Le Tombeau de Couperin is a suite for solo piano by Maurice Ravel, composed between 1914 and 1917.
It is in six movements. Each movement is dedicated to the memory of friends of the composer who had died fighting in World War I. Ravel himself served in the war as an ambulance driver and was wounded in the process. The movements are:
I. Prélude. "To the memory of Lieutenant Jacques Charlot" (who transcribed Ravel's four-hand piece Ma Mère l'Oye for solo piano).
II. Fugue. "To the memory of Jean Cruppi" (to whose mother Ravel dedicated his opera L'heure espagnole).
III. Forlane. "To the memory of Lieutenant Gabriel Deluc" (a Basque painter from Saint-Jean-de-Luz).
IV. Rigaudon. "To the memory of Pierre and Pascal Gaudin" (brothers killed by the same shell).
V. Menuet. "To the memory of Jean Dreyfus" (at whose home Ravel recuperated after he was demobilized).
VI. Toccata. "To the memory of Captain Joseph de Marliave".
In 1919 Ravel orchestrated four movements of the work (Prélude, Forlane, Menuet and Rigaudon); this version was first performed in 1920, and has remained one of his more popular works. Ravel transcribed many of his piano pieces for orchestra, but here he reaches the height of his orchestration skills, turning a very pianistic piece into a superb orchestral suite with very few hints of its origins. The orchestral version clarifies the harmonic language of the suite and brings sharpness to its classical dance rhythms; among the demands it places on the orchestra is the requirement for an oboe soloist of virtuosic skill.

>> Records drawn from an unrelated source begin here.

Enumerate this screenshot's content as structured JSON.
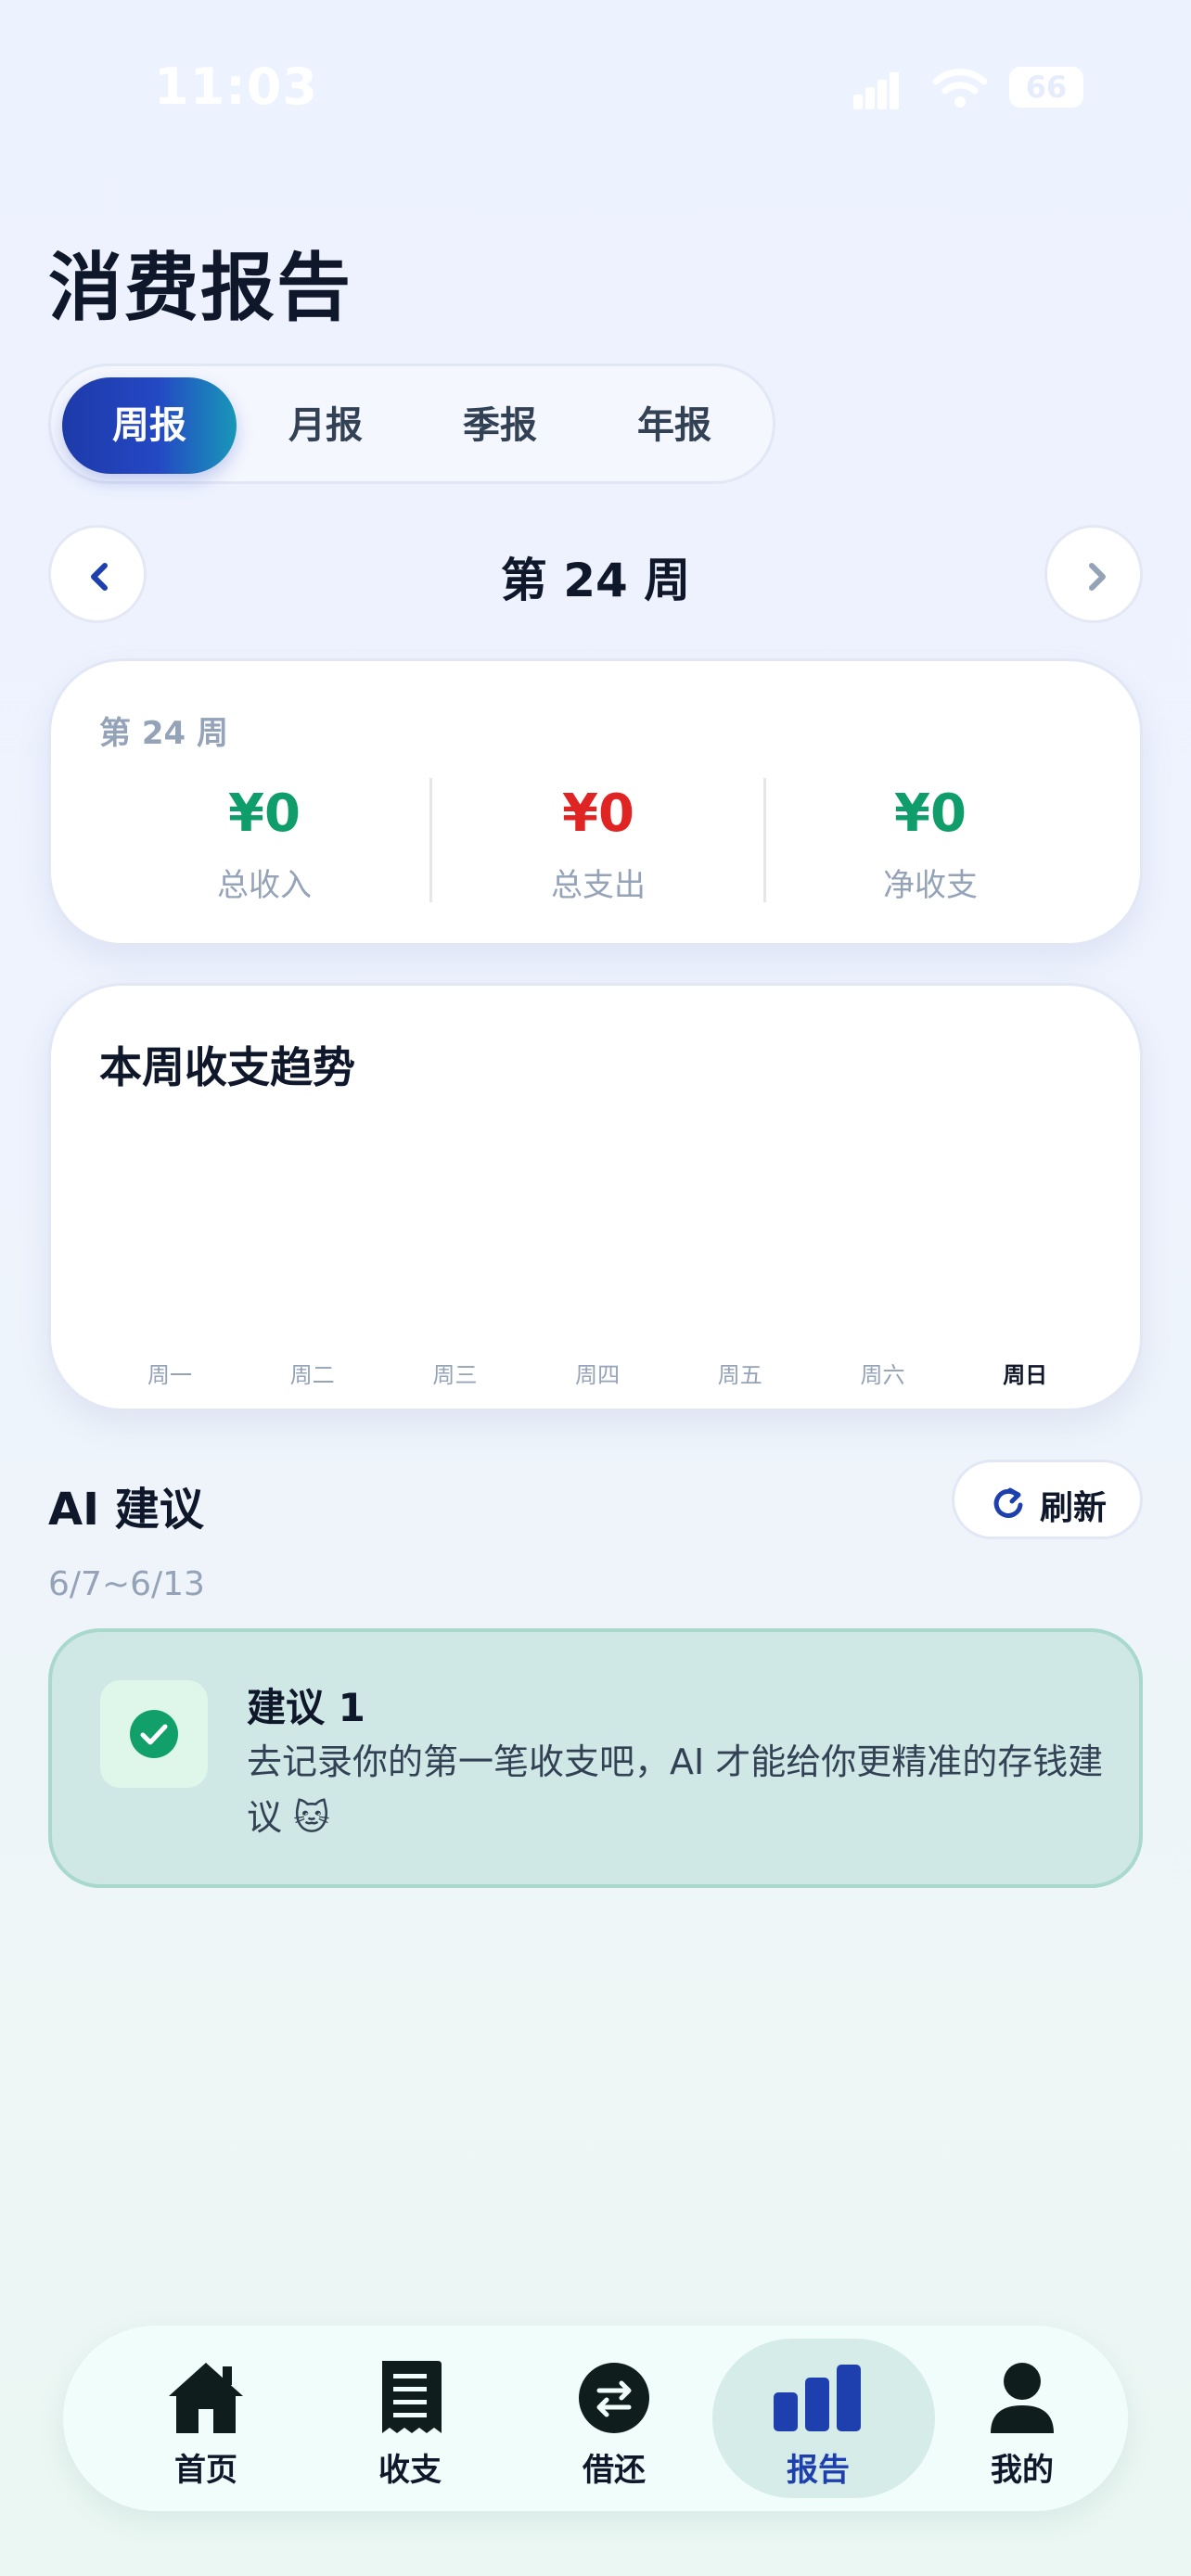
{
  "status_bar": {
    "time": "11:03",
    "battery": "66"
  },
  "page": {
    "title": "消费报告"
  },
  "period_tabs": [
    {
      "label": "周报",
      "active": true
    },
    {
      "label": "月报",
      "active": false
    },
    {
      "label": "季报",
      "active": false
    },
    {
      "label": "年报",
      "active": false
    }
  ],
  "week_nav": {
    "title": "第 24 周"
  },
  "summary": {
    "label": "第 24 周",
    "income": {
      "value": "¥0",
      "label": "总收入",
      "color": "#0f9d6b"
    },
    "expense": {
      "value": "¥0",
      "label": "总支出",
      "color": "#e02424"
    },
    "net": {
      "value": "¥0",
      "label": "净收支",
      "color": "#0f9d6b"
    }
  },
  "trend": {
    "title": "本周收支趋势",
    "days": [
      "周一",
      "周二",
      "周三",
      "周四",
      "周五",
      "周六",
      "周日"
    ],
    "active_day": "周日"
  },
  "chart_data": {
    "type": "bar",
    "title": "本周收支趋势",
    "categories": [
      "周一",
      "周二",
      "周三",
      "周四",
      "周五",
      "周六",
      "周日"
    ],
    "series": [
      {
        "values": [
          0,
          0,
          0,
          0,
          0,
          0,
          0
        ]
      }
    ]
  },
  "ai": {
    "title": "AI 建议",
    "refresh_label": "刷新",
    "date_range": "6/7~6/13",
    "suggestion": {
      "title": "建议 1",
      "text": "去记录你的第一笔收支吧，AI 才能给你更精准的存钱建议 🐱"
    }
  },
  "tabbar": [
    {
      "label": "首页",
      "icon": "home-icon",
      "active": false
    },
    {
      "label": "收支",
      "icon": "receipt-icon",
      "active": false
    },
    {
      "label": "借还",
      "icon": "exchange-icon",
      "active": false
    },
    {
      "label": "报告",
      "icon": "bar-chart-icon",
      "active": true
    },
    {
      "label": "我的",
      "icon": "user-icon",
      "active": false
    }
  ],
  "colors": {
    "accent": "#1e3fae",
    "income": "#0f9d6b",
    "expense": "#e02424"
  }
}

While the word-for-word meaning of the title invites the assumption that the suite is a programmatic work, describing what is seen and felt in a visit to the tomb of Couperin, tombeau is actually a musical term popular in an earlier century and meaning a piece written as a memorial. The specific Couperin (among a family noted as musicians for about two centuries) that Ravel intended to be evoked, along with the friends, would presumably be François Couperin "the Great" (1668-1733). However, Ravel stated that his intention was never to imitate or tribute Couperin himself, but rather was to pay homage to the sensibilities of the Baroque French keyboard suite. This is reflected in the structure which imitates a Baroque dance suite. As a preparatory exercise, Ravel had transcibed a Forlane from the fourth suite of Couperin's Concerts Royaux, and this piece informs Ravel's Forlane structurally. However, Ravel's neoclassicism shines through with his pointedly twentieth-century chromatic melody and piquant harmonies.
When criticised for composing a light-hearted, and sometimes reflective work rather than a sombre one, for such a sombre topic, Ravel replied: "The dead are sad enough, in their eternal silence."
Complete recording by Andrew Sheffield